When you run the script, the various properties in the script get set and you use them in your functions, this doesn't happen when you invoke the operator. An operator is invoked in a clean environment, you only get properties you setup in the operator. An addon is a python module and allows you to expand that to some degree as the script properties are actually module properties, but you still need to set the properties from the operator or the
register() function, not the top level script steps.
From your operator's
execute() method you should setup the properties you want to use based on the active selection at that time and not what may have been active at the time the script was run to register the operator.
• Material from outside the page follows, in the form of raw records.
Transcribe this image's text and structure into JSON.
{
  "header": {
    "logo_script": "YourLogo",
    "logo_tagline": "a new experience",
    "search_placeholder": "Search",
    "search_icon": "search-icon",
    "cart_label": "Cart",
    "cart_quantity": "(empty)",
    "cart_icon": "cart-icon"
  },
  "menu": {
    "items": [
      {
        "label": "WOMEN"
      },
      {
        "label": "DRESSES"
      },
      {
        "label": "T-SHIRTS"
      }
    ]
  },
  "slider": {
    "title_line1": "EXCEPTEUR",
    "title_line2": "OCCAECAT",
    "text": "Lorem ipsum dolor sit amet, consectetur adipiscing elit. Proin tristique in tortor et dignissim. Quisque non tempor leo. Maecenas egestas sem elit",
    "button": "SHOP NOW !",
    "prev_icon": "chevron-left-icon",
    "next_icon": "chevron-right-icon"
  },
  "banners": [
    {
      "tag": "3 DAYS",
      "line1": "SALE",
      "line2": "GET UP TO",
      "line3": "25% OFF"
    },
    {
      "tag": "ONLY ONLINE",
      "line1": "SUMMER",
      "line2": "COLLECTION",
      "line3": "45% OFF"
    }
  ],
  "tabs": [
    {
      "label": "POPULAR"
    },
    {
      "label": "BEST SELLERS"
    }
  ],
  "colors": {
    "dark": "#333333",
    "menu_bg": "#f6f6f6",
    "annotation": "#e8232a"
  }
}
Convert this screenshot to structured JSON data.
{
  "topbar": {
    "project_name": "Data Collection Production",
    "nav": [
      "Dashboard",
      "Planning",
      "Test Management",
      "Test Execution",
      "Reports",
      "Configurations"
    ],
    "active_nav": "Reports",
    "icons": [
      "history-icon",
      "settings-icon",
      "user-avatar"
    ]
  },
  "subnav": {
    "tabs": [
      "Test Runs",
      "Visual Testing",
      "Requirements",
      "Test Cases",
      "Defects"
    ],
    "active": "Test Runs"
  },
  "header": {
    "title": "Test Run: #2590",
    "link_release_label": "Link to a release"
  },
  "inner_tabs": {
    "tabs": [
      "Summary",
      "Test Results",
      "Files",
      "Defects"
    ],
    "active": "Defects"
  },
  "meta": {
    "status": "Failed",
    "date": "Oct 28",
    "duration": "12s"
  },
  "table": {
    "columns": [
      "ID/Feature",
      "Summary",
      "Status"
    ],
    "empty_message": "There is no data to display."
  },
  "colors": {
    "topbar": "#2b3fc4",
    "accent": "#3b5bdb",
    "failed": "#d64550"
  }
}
To do this, you should use the
context parameter passed into the
execute() method instead of using
bpy.context, pass the
context parameter from your operator to your functions when you call them.
As you mention - you have
class main(), by creating an instance in your operator you aren't actually calling any of the methods listed in the class, so yes it should be a function not a class, unless you move the function calls into the class
__init__() method or another method that you then call.
While you have worked out the steps you need to use, you just have to reorganise it so that it can be used within blenders operator context.